:: Records shown
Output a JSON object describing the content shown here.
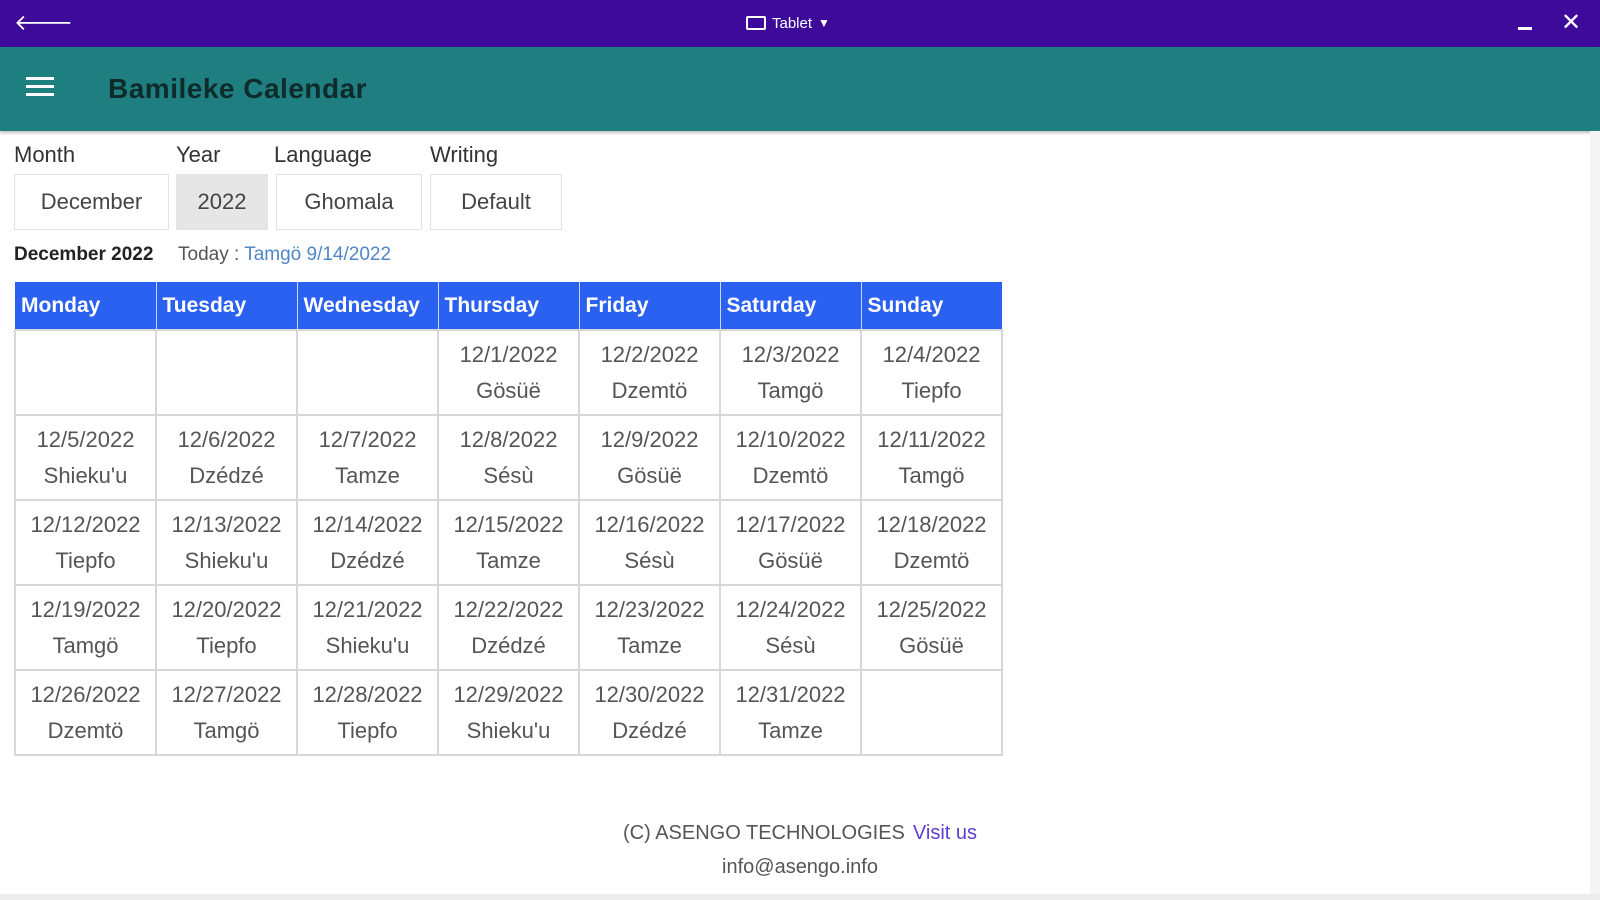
{
  "window": {
    "mode_label": "Tablet",
    "back_glyph": "🡐",
    "close_glyph": "✕",
    "caret_glyph": "▼"
  },
  "appbar": {
    "title": "Bamileke Calendar"
  },
  "controls": {
    "month": {
      "label": "Month",
      "value": "December"
    },
    "year": {
      "label": "Year",
      "value": "2022"
    },
    "language": {
      "label": "Language",
      "value": "Ghomala"
    },
    "writing": {
      "label": "Writing",
      "value": "Default"
    }
  },
  "summary": {
    "heading": "December 2022",
    "today_label": "Today : ",
    "today_value": "Tamgö 9/14/2022"
  },
  "calendar": {
    "header_color": "#2b61f0",
    "days": [
      "Monday",
      "Tuesday",
      "Wednesday",
      "Thursday",
      "Friday",
      "Saturday",
      "Sunday"
    ],
    "weeks": [
      [
        {
          "date": "",
          "name": ""
        },
        {
          "date": "",
          "name": ""
        },
        {
          "date": "",
          "name": ""
        },
        {
          "date": "12/1/2022",
          "name": "Gösüë"
        },
        {
          "date": "12/2/2022",
          "name": "Dzemtö"
        },
        {
          "date": "12/3/2022",
          "name": "Tamgö"
        },
        {
          "date": "12/4/2022",
          "name": "Tiepfo"
        }
      ],
      [
        {
          "date": "12/5/2022",
          "name": "Shieku'u"
        },
        {
          "date": "12/6/2022",
          "name": "Dzédzé"
        },
        {
          "date": "12/7/2022",
          "name": "Tamze"
        },
        {
          "date": "12/8/2022",
          "name": "Sésù"
        },
        {
          "date": "12/9/2022",
          "name": "Gösüë"
        },
        {
          "date": "12/10/2022",
          "name": "Dzemtö"
        },
        {
          "date": "12/11/2022",
          "name": "Tamgö"
        }
      ],
      [
        {
          "date": "12/12/2022",
          "name": "Tiepfo"
        },
        {
          "date": "12/13/2022",
          "name": "Shieku'u"
        },
        {
          "date": "12/14/2022",
          "name": "Dzédzé"
        },
        {
          "date": "12/15/2022",
          "name": "Tamze"
        },
        {
          "date": "12/16/2022",
          "name": "Sésù"
        },
        {
          "date": "12/17/2022",
          "name": "Gösüë"
        },
        {
          "date": "12/18/2022",
          "name": "Dzemtö"
        }
      ],
      [
        {
          "date": "12/19/2022",
          "name": "Tamgö"
        },
        {
          "date": "12/20/2022",
          "name": "Tiepfo"
        },
        {
          "date": "12/21/2022",
          "name": "Shieku'u"
        },
        {
          "date": "12/22/2022",
          "name": "Dzédzé"
        },
        {
          "date": "12/23/2022",
          "name": "Tamze"
        },
        {
          "date": "12/24/2022",
          "name": "Sésù"
        },
        {
          "date": "12/25/2022",
          "name": "Gösüë"
        }
      ],
      [
        {
          "date": "12/26/2022",
          "name": "Dzemtö"
        },
        {
          "date": "12/27/2022",
          "name": "Tamgö"
        },
        {
          "date": "12/28/2022",
          "name": "Tiepfo"
        },
        {
          "date": "12/29/2022",
          "name": "Shieku'u"
        },
        {
          "date": "12/30/2022",
          "name": "Dzédzé"
        },
        {
          "date": "12/31/2022",
          "name": "Tamze"
        },
        {
          "date": "",
          "name": ""
        }
      ]
    ]
  },
  "footer": {
    "copyright": "(C) ASENGO TECHNOLOGIES",
    "visit_label": "Visit us",
    "email": "info@asengo.info"
  },
  "colors": {
    "titlebar": "#3d0a9a",
    "appbar": "#1f7f80",
    "link": "#4f86c6",
    "header": "#2b61f0"
  }
}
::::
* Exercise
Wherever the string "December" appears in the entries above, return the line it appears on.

* Written answer
      "value": "December"
    "heading": "December 2022",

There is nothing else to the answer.